Page: 12887

Senator WOODLEY (6:33 PM) —I would like to speak on this matter as well. I want to congratulate Senator O'Brien and Senator Forshaw. In the committee hearings, I did not participate in the process, because they handled it very well and asked exhaustive questions. I would have thought the government could have come up with some proposal on this issue. It is not good enough to say that the government received notice of this issue too late to deal with it. Let's face it: farmers have received notification and have been able to address some of these issues only in the last couple of weeks. Let me say quite clearly that the evidence given to us was that the UDV did not address this problem when it was placed before them. I know the UDV have representatives here, and so I am deliberately saying that. I could have said a lot of things in this chamber about the UDV and their campaigns. But let me say that the evidence given to the committee was that they did not assist with this issue.

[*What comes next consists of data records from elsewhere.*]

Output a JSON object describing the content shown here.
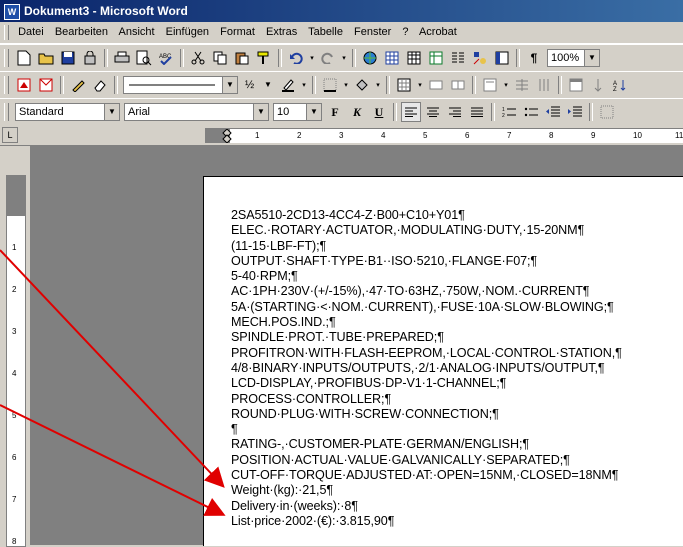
{
  "window": {
    "title": "Dokument3 - Microsoft Word",
    "app_icon_letter": "W"
  },
  "menu": [
    "Datei",
    "Bearbeiten",
    "Ansicht",
    "Einfügen",
    "Format",
    "Extras",
    "Tabelle",
    "Fenster",
    "?",
    "Acrobat"
  ],
  "toolbar": {
    "zoom": "100%",
    "style": "Standard",
    "font": "Arial",
    "size": "10",
    "line_width": "½"
  },
  "ruler": {
    "h_ticks": [
      "1",
      "2",
      "3",
      "4",
      "5",
      "6",
      "7",
      "8",
      "9",
      "10",
      "11"
    ],
    "v_ticks": [
      "1",
      "2",
      "3",
      "4",
      "5",
      "6",
      "7",
      "8"
    ]
  },
  "document": {
    "lines": [
      "2SA5510-2CD13-4CC4-Z·B00+C10+Y01¶",
      "ELEC.·ROTARY·ACTUATOR,·MODULATING·DUTY,·15-20NM¶",
      "(11-15·LBF-FT);¶",
      "OUTPUT·SHAFT·TYPE·B1··ISO·5210,·FLANGE·F07;¶",
      "5-40·RPM;¶",
      "AC·1PH·230V·(+/-15%),·47·TO·63HZ,·750W,·NOM.·CURRENT¶",
      "5A·(STARTING·<·NOM.·CURRENT),·FUSE·10A·SLOW·BLOWING;¶",
      "MECH.POS.IND.;¶",
      "SPINDLE·PROT.·TUBE·PREPARED;¶",
      "PROFITRON·WITH·FLASH-EEPROM,·LOCAL·CONTROL·STATION,¶",
      "4/8·BINARY·INPUTS/OUTPUTS,·2/1·ANALOG·INPUTS/OUTPUT,¶",
      "LCD-DISPLAY,·PROFIBUS·DP-V1·1-CHANNEL;¶",
      "PROCESS·CONTROLLER;¶",
      "ROUND·PLUG·WITH·SCREW·CONNECTION;¶",
      "¶",
      "RATING-,·CUSTOMER-PLATE·GERMAN/ENGLISH;¶",
      "POSITION·ACTUAL·VALUE·GALVANICALLY·SEPARATED;¶",
      "CUT-OFF·TORQUE·ADJUSTED·AT:·OPEN=15NM,·CLOSED=18NM¶",
      "Weight·(kg):·21,5¶",
      "Delivery·in·(weeks):·8¶",
      "List·price·2002·(€):·3.815,90¶"
    ]
  },
  "colors": {
    "title_start": "#0a246a",
    "title_end": "#3a6ea5",
    "arrow": "#e00000"
  }
}
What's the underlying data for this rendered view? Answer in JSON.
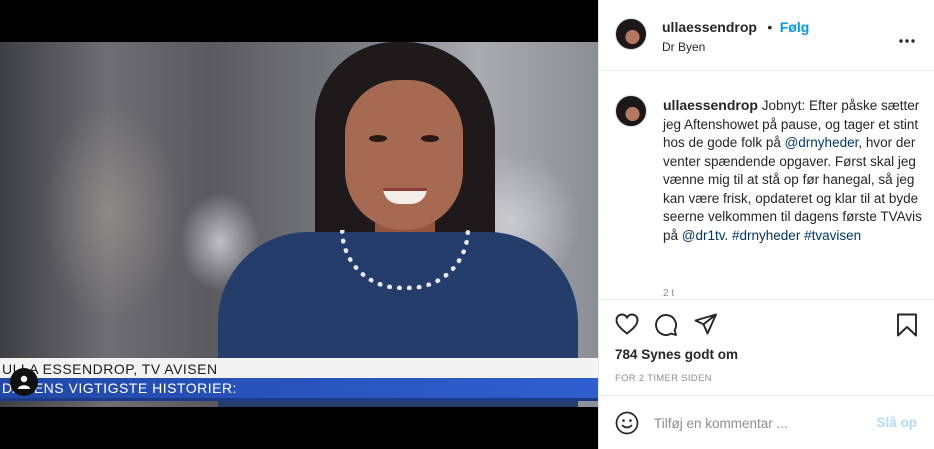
{
  "header": {
    "username": "ullaessendrop",
    "separator": "•",
    "follow_label": "Følg",
    "location": "Dr Byen",
    "more_icon": "more-options-icon"
  },
  "caption": {
    "username": "ullaessendrop",
    "text_1": "Jobnyt: Efter påske sætter jeg Aftenshowet på pause, og tager et stint hos de gode folk på ",
    "mention_1": "@drnyheder",
    "text_2": ", hvor der venter spændende opgaver. Først skal jeg vænne mig til at stå op før hanegal, så jeg kan være frisk, opdateret og klar til at byde seerne velkommen til dagens første TVAvis på ",
    "mention_2": "@dr1tv",
    "text_3": ". ",
    "hashtag_1": "#drnyheder",
    "hashtag_2": "#tvavisen",
    "age": "2 t"
  },
  "media": {
    "lower_third_name": "ULLA ESSENDROP, TV AVISEN",
    "lower_third_headline": "DAGENS VIGTIGSTE HISTORIER:",
    "tag_icon": "user-tag-icon"
  },
  "actions": {
    "icons": [
      "heart-icon",
      "comment-icon",
      "share-icon",
      "bookmark-icon"
    ],
    "likes": "784 Synes godt om",
    "timestamp": "FOR 2 TIMER SIDEN"
  },
  "comment_box": {
    "placeholder": "Tilføj en kommentar ...",
    "post_label": "Slå op",
    "emoji_icon": "emoji-icon"
  },
  "colors": {
    "link": "#00376b",
    "follow": "#0095f6",
    "post_disabled": "#b3dbff",
    "lower_third_blue": "#2249a8"
  }
}
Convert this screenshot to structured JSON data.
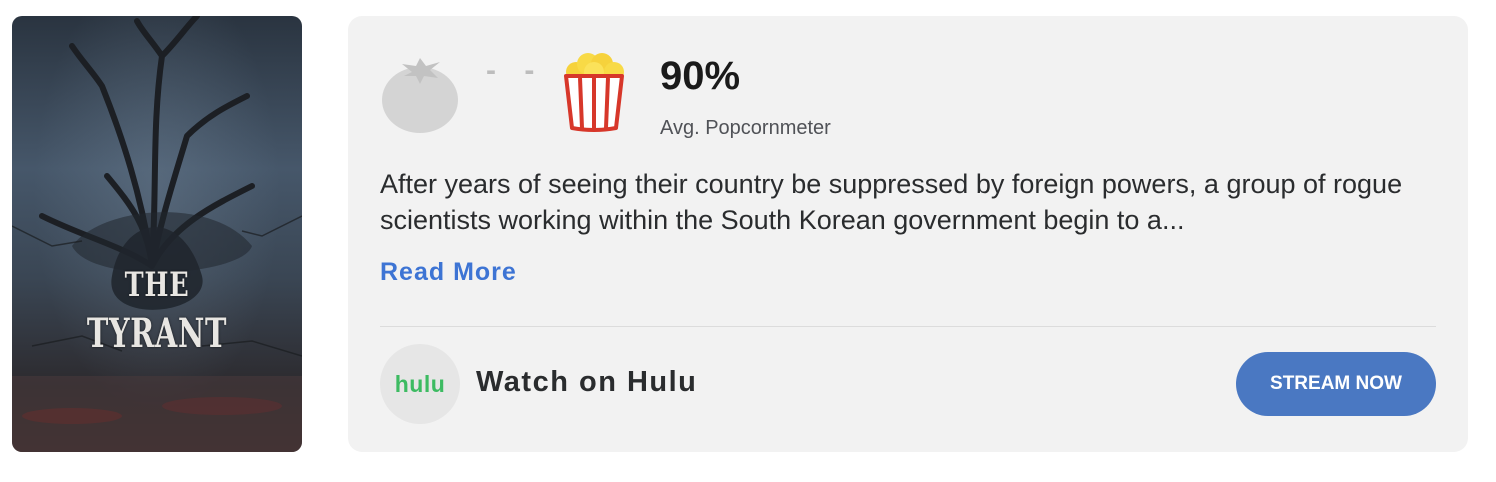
{
  "poster": {
    "title_line1": "THE",
    "title_line2": "TYRANT"
  },
  "scores": {
    "tomatometer_icon": "tomato-icon",
    "tomatometer_value": "- -",
    "audience_icon": "popcorn-icon",
    "audience_value": "90%",
    "audience_label": "Avg. Popcornmeter"
  },
  "synopsis": {
    "text": "After years of seeing their country be suppressed by foreign powers, a group of rogue scientists working within the South Korean government begin to a...",
    "read_more_label": "Read More"
  },
  "streaming": {
    "provider_logo": "hulu",
    "watch_label": "Watch on Hulu",
    "button_label": "STREAM NOW"
  },
  "colors": {
    "card_background": "#f2f2f2",
    "link": "#3d74d4",
    "button": "#4a78c2",
    "hulu_green": "#3dbb62",
    "popcorn_red": "#d7372a"
  }
}
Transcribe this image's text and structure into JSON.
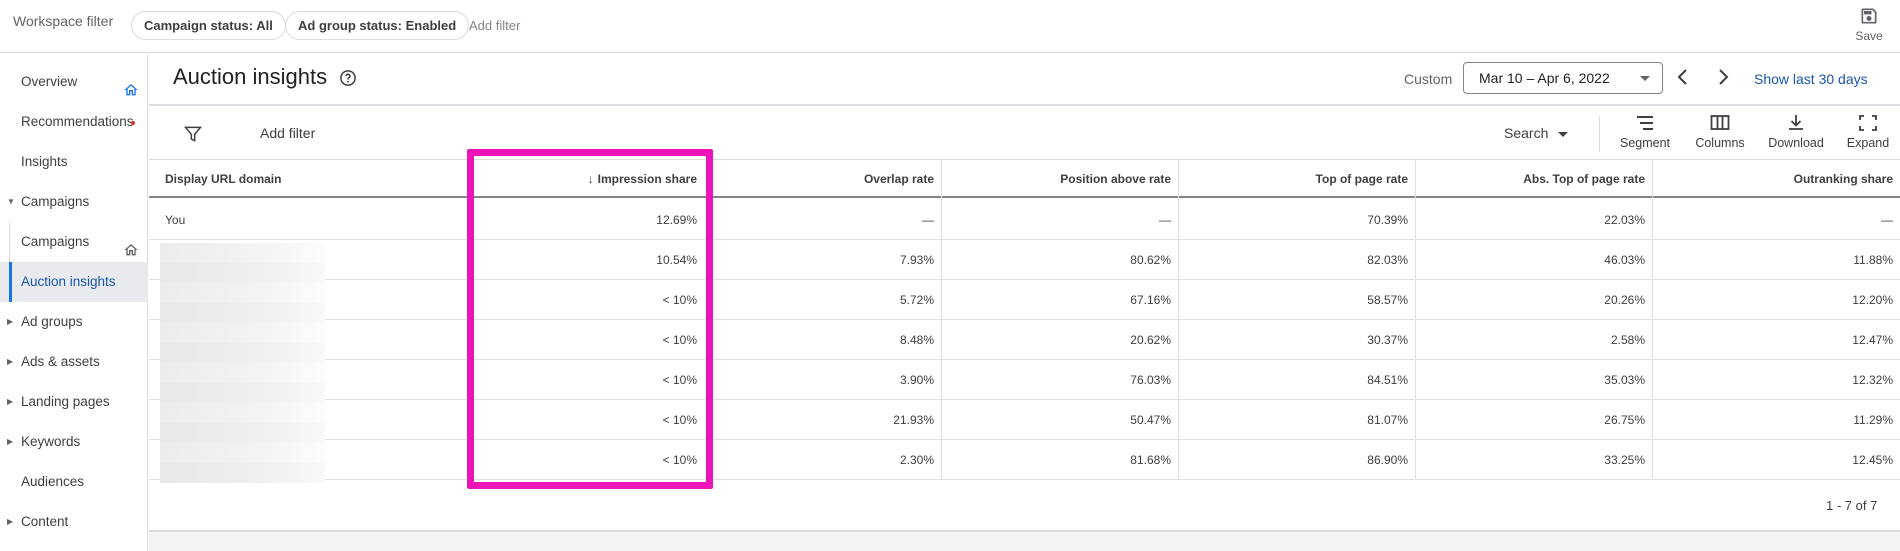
{
  "topbar": {
    "workspace_filter": "Workspace filter",
    "chips": [
      "Campaign status: All",
      "Ad group status: Enabled"
    ],
    "add_filter": "Add filter",
    "save_label": "Save"
  },
  "sidebar": {
    "items": [
      {
        "label": "Overview"
      },
      {
        "label": "Recommendations"
      },
      {
        "label": "Insights"
      },
      {
        "label": "Campaigns"
      },
      {
        "label": "Campaigns"
      },
      {
        "label": "Auction insights"
      },
      {
        "label": "Ad groups"
      },
      {
        "label": "Ads & assets"
      },
      {
        "label": "Landing pages"
      },
      {
        "label": "Keywords"
      },
      {
        "label": "Audiences"
      },
      {
        "label": "Content"
      }
    ]
  },
  "header": {
    "title": "Auction insights",
    "custom_label": "Custom",
    "date_range": "Mar 10 – Apr 6, 2022",
    "show_last": "Show last 30 days"
  },
  "toolbar": {
    "add_filter": "Add filter",
    "search": "Search",
    "tools": [
      "Segment",
      "Columns",
      "Download",
      "Expand"
    ]
  },
  "table": {
    "columns": [
      "Display URL domain",
      "Impression share",
      "Overlap rate",
      "Position above rate",
      "Top of page rate",
      "Abs. Top of page rate",
      "Outranking share"
    ],
    "rows": [
      [
        "You",
        "12.69%",
        "—",
        "—",
        "70.39%",
        "22.03%",
        "—"
      ],
      [
        "",
        "10.54%",
        "7.93%",
        "80.62%",
        "82.03%",
        "46.03%",
        "11.88%"
      ],
      [
        "",
        "< 10%",
        "5.72%",
        "67.16%",
        "58.57%",
        "20.26%",
        "12.20%"
      ],
      [
        "",
        "< 10%",
        "8.48%",
        "20.62%",
        "30.37%",
        "2.58%",
        "12.47%"
      ],
      [
        "",
        "< 10%",
        "3.90%",
        "76.03%",
        "84.51%",
        "35.03%",
        "12.32%"
      ],
      [
        "",
        "< 10%",
        "21.93%",
        "50.47%",
        "81.07%",
        "26.75%",
        "11.29%"
      ],
      [
        "",
        "< 10%",
        "2.30%",
        "81.68%",
        "86.90%",
        "33.25%",
        "12.45%"
      ]
    ],
    "pagination": "1 - 7 of 7"
  },
  "colors": {
    "accent": "#1a73e8",
    "link": "#1a56ad",
    "highlight": "#ec13b8"
  }
}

I want to at least put before the committee that that was the problem that the particular people had, whether lessees or lessors. This is a serious issue, and it has been canvassed at great length by Senator O'Brien and Senator Forshaw. Senator O'Brien is very kind when he asks for some assurance from the government. I would like a little more than an assurance, although I suppose that is all we will get at this stage. It is just not good enough. This might be an example of the kind of follow-up that we are going to get from the government on the whole dairy bill. The Democrats and the Labor Party—those of us in opposition—and government members as well are taking a lot of this on faith because we do not have the regulations and we do not have the ministerial directions that we need before us to spell out the details of this legislation. To take on faith what the government is proposing in this chamber really requires the attitude of the government to be positive. Very civil, important and serious requests are being made by the opposition, by Senator Forshaw and Senator O'Brien, about a very critical issue indeed.

Let me underline the fact that Senator Harris—who has been sick, I believe—has been able to come back into this place and, although at a very late stage, propose some amendments that deal with the very issue we are discussing. I do not know whether we are going to vote for them or not, Senator Harris, because it is a problem to receive them late. We are not blaming you for that because you have very limited resources. We know that Rosemary Laing has tried to help you as much as possible and we know that there are all kinds of pressures on you, but you have come up with some amendments. If Senator Harris could do that, surely the government should have been able to come in here with some kind of assurance instead of an explanation which does not satisfy at all. It is just not helping us. We want to deal with the issue. As Senator O'Brien said, we want to expedite the legislation but we have to have an assurance at the least or, better still, some written indication that the government is taking this issue seriously. If what you have said, Parliamentary Secretary, is all the government is going to give us in terms of a response to this problem, then I am afraid it is not good enough for the Democrats and I presume it is not good enough for the Labor Party either.